§ TASK DETAILS: The number of lines in the entries below holding the word "char" is all that is needed here.

(Beginning of DATA)

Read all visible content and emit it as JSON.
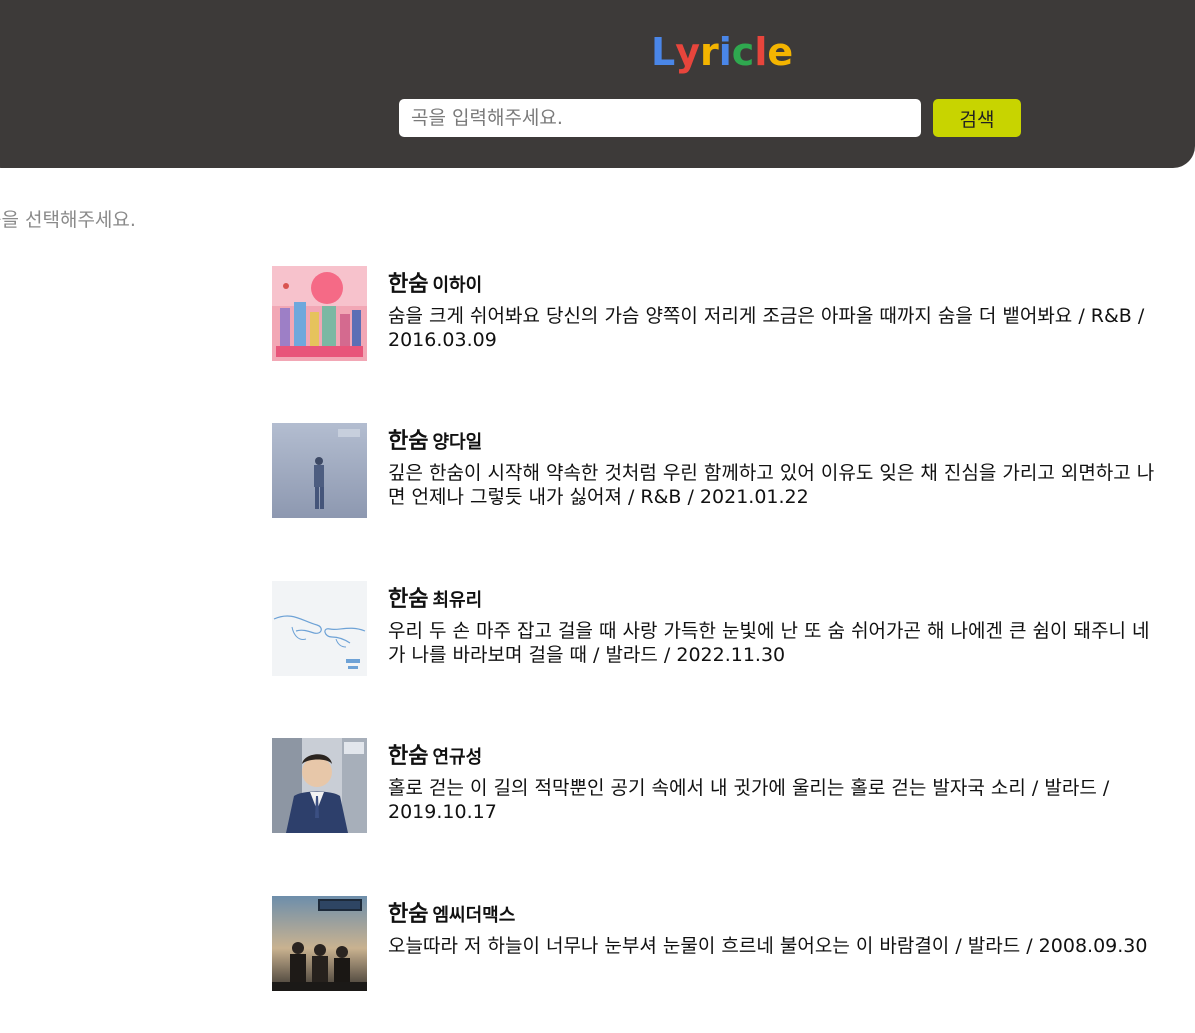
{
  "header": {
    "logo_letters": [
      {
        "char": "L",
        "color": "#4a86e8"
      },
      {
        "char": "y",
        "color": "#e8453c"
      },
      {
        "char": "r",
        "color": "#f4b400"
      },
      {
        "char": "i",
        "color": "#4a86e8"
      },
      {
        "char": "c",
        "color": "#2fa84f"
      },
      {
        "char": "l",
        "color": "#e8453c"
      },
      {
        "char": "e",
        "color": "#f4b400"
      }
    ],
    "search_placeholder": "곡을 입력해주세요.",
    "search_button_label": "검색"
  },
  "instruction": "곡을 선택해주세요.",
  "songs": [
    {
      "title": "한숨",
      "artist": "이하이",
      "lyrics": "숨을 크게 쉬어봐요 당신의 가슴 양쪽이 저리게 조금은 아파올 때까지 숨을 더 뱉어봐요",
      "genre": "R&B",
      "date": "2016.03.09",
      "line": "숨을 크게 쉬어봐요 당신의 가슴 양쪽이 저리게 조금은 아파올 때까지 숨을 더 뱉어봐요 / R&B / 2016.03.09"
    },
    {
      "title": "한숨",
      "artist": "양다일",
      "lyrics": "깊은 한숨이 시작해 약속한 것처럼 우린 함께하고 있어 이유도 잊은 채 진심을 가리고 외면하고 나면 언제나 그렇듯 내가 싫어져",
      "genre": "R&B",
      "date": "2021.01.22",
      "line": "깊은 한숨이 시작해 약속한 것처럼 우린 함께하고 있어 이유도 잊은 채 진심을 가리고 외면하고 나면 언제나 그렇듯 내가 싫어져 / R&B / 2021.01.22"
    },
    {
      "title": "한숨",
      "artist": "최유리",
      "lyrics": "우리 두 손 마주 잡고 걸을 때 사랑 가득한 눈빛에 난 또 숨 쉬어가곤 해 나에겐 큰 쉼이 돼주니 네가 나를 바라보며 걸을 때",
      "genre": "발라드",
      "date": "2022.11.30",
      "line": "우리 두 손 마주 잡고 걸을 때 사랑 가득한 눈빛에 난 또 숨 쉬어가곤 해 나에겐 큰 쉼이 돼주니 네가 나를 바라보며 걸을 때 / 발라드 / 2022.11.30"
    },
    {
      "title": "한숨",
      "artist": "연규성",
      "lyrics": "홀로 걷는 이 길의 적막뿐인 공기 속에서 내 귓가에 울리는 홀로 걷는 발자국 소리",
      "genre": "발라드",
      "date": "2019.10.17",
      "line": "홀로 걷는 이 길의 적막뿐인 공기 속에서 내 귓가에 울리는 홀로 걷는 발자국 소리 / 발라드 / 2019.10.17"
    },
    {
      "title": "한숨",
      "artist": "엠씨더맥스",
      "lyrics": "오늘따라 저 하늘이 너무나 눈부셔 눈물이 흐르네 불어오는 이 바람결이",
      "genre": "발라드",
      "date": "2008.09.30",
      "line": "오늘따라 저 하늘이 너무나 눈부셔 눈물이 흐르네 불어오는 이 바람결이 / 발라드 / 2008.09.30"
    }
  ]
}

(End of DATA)

§ PROBLEM SOLUTION: 7